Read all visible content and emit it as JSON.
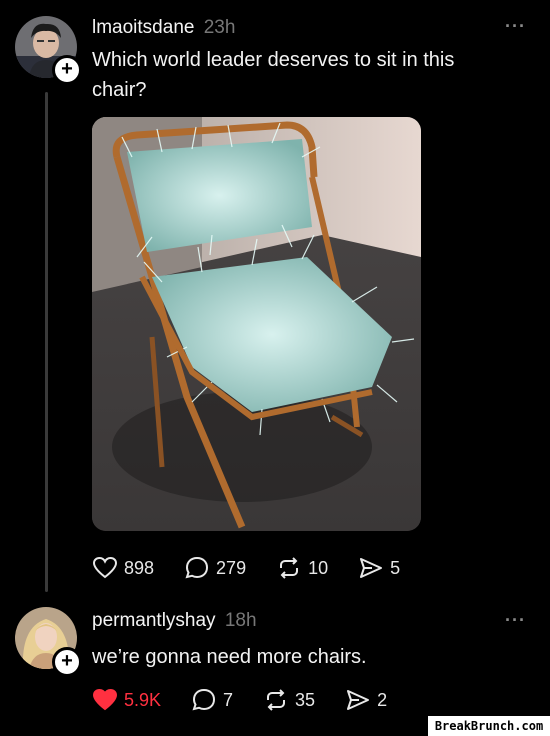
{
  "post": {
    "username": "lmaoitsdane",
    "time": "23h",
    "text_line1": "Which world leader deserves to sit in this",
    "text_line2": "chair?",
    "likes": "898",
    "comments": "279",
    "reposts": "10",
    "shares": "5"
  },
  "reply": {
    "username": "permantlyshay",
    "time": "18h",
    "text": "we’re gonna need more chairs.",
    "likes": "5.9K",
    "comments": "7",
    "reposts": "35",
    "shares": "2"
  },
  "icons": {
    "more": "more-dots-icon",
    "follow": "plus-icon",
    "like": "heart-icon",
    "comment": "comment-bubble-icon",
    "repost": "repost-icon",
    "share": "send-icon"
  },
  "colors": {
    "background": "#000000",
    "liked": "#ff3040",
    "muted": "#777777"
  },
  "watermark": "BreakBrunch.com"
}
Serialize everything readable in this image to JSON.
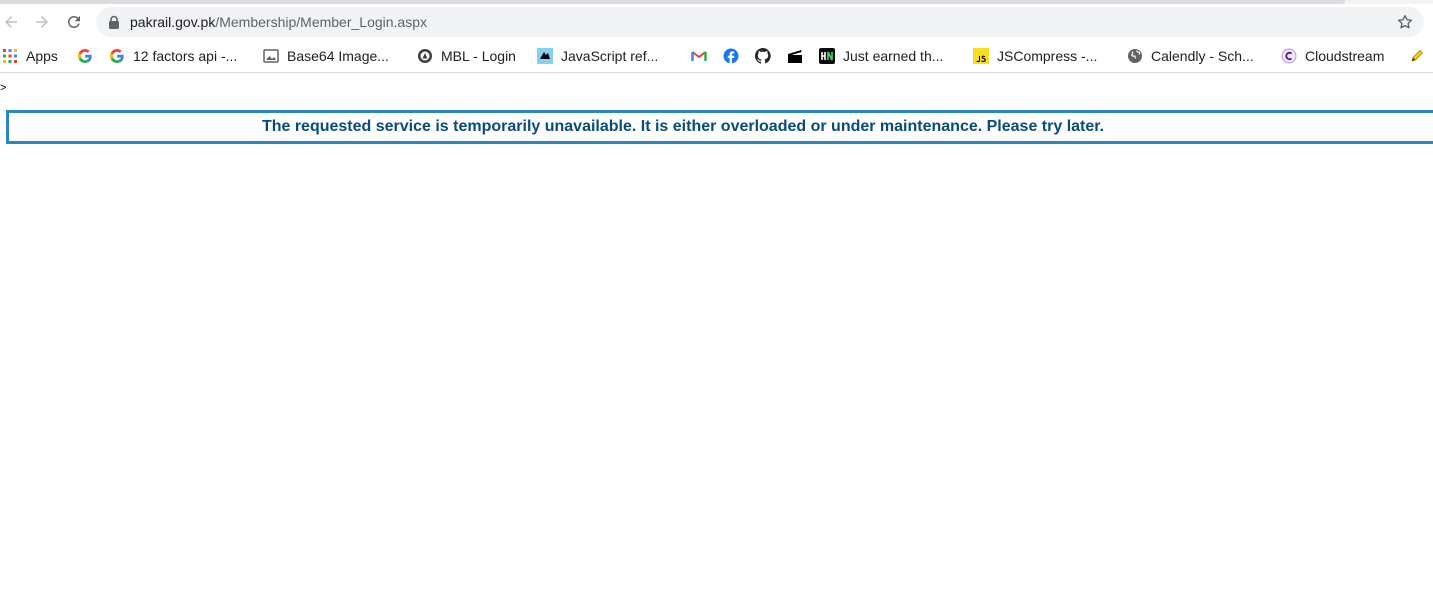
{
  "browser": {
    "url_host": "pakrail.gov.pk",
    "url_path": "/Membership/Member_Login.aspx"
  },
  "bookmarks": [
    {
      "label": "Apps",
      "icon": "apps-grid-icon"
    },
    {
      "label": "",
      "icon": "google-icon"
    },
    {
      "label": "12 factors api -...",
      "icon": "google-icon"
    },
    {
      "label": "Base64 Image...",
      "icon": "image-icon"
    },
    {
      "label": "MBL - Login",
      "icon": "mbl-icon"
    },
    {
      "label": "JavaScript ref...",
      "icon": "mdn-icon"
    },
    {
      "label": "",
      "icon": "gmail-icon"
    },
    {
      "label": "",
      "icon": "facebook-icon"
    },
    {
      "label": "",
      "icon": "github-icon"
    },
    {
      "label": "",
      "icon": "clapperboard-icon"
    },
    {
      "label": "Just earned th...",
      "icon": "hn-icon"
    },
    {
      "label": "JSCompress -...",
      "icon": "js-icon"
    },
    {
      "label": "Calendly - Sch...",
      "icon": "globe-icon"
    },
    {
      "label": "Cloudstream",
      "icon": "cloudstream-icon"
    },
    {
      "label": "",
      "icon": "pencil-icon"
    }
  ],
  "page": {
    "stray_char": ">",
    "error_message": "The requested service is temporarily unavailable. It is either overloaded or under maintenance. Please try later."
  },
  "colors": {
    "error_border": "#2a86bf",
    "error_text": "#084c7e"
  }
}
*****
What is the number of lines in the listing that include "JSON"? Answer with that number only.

■ Response box
2